SC(Dr. Shirani Bandaranavake, J.)
abundance of caution, which, with great respect, is what 1 thinkSeneviratne, J., meant, I do not think the removal of the words'or other conduct unworthy of an attorney-at-law' hasdiminished the powers of the court, I am inclined to think thatthe word 'offence' in Section 42(2) of the Judicature Act has awider meaning than that given to it in the Penal Code andCode of Criminal Procedure. I think it means disciplinaryoffence and includes, conviction for an offence by acompetent court, conduct that is criminal in character,malpractice – whether the professional misconduct involvesmoral turpitude or not deceit and all • other forms ofunprofessional conduct in the sense of misconduct the courtought to have taken into account at the time of the admissionof any attorney-at-law in deciding whether he was a person ofgood repute."
Considering the matter in question, it is obvious that therespondent was only an Assistant of the late S.M. Musthapha, whohad been a well-known legal luminary. Although the respondentclaimed of a partnership he had had with the late S.M. Musthapha,as stated earlier, the respondent did not produce any material toestablish his contention.
In a situation, where there was no established partnership, therespondent had taken steps to file proxies, place the seal and signdocuments as S.M. Musthapha which has the effect of misleadingnot only the general public, but as correctly pointed out by thelearned Senior State Counsel, also the Courts.
As pointed out by Amerasinghe, J. in Dhammika Chandratilakev Susantha Mahes Moonesinghe (supra), 'we do not have a rightto practice, but only a privilege conferred by the State, providedcertain conditions are fulfilled'. Thus the right to practice, accordingto Macdonell, C.J. in Attorney-General v Ariyaratnd3) is a revocablefranchise. Howard C.J. in Re Brito (4), following with approval thedecision by Mukerjee, J. in Emperor Rajani Kante Bose et aA5) tooka similar view and stated that,
"The practice of the law is not a business open to all who wishto engage in it, it is a personal right or privilege limited toselected persons of good character with special qualifications

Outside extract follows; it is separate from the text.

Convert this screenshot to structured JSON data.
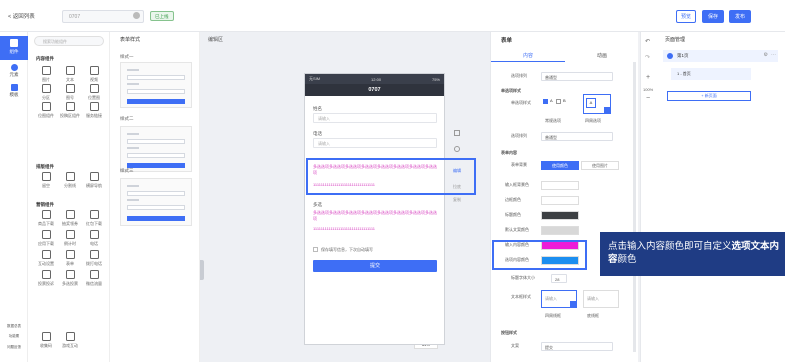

86Sri Lanka Law Reports[2008] 2 Sri L.R
duly ascertained and certified; it is in the nature of a franchisefrom the State conferred only for merit and may be revokedwhenever misconduct renders the person holding the licenceunfit to be entrusted with the powers and duties of his office.Generally speaking the test to be applied is whether themisconduct is of such a description as shows him to be anunfit and unsafe person to enjoy the privilege and manage thebusiness of others as (an attorney-at-law), in other words, unfitto discharge the duties of his office and unsafe becauseunworthy of confidence" (emphasis added).
Rule 60 of the Supreme Court (Conduct of an Etiquette forAttorneys-at-Law) Rules of 1988 clearly states that an Attorney-at-Law must not conduct himself in any manner, which would bereasonably regarded as dishonourable and Rule 61 states that anAttorney-at-Law shall not conduct himself in any manner unworthyof an Attorney-at-Law.

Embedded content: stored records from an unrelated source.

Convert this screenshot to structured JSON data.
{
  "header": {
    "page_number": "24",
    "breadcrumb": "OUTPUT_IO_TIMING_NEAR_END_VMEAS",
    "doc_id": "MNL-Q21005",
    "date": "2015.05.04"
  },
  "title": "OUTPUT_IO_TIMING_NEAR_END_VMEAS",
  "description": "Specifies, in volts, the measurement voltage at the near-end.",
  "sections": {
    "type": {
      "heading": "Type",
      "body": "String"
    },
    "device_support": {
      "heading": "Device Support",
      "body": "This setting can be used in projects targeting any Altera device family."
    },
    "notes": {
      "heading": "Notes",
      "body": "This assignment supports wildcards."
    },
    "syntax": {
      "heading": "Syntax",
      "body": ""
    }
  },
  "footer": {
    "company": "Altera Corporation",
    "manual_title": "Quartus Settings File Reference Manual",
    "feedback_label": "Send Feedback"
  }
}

On a consideration of all the circumstances of this matter, theaction taken by the respondent not only amounts to professionalmisconduct, but also a conduct, which is dishonourable andunworthy of an Attorney-at-Law.

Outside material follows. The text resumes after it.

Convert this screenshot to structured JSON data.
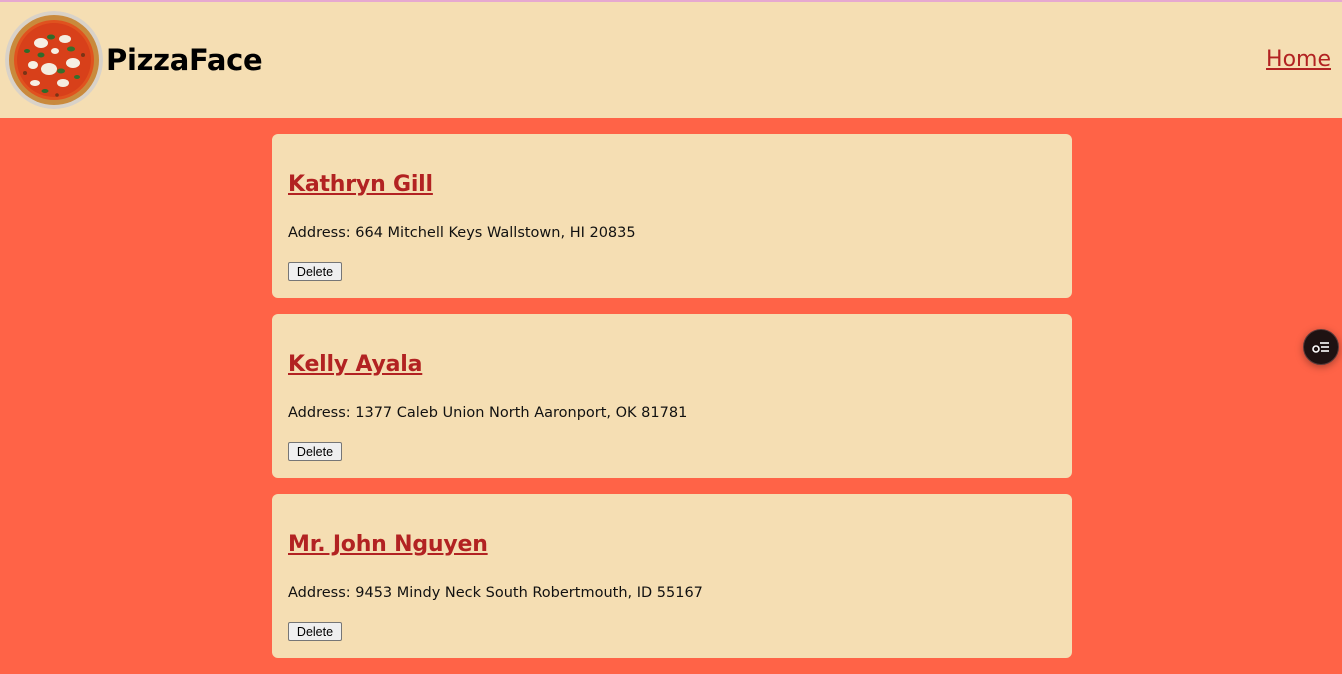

For the reasons aforesaid, I find the respondent guilty of deceitand malpractice within the ambit of Section 42 of the Judicature Act.
Considering the circumstances of this matter, l am of the viewthat it is appropriate to refer to the words of Schneider, A.C.J. in ReSeneviratne^6 which were followed by Amerasinghe, J. inDhammika Chandratilake v Susantha Mahes Moonesinghe (supra)that I can only hope that this decision will have the salutary effectof awakening in Anees 'a higher sense of honour and duty'.
The Rule is, therefore, made absolute. I order that therespondent, A.L.M. Anees, Attorney-at-Law be suspended frompractice for a period of two (2) years commencing from today.
SOMAWANSA, J.-I agree.
Rule made absolute.
Attorney-at-Law suspended for 2 years.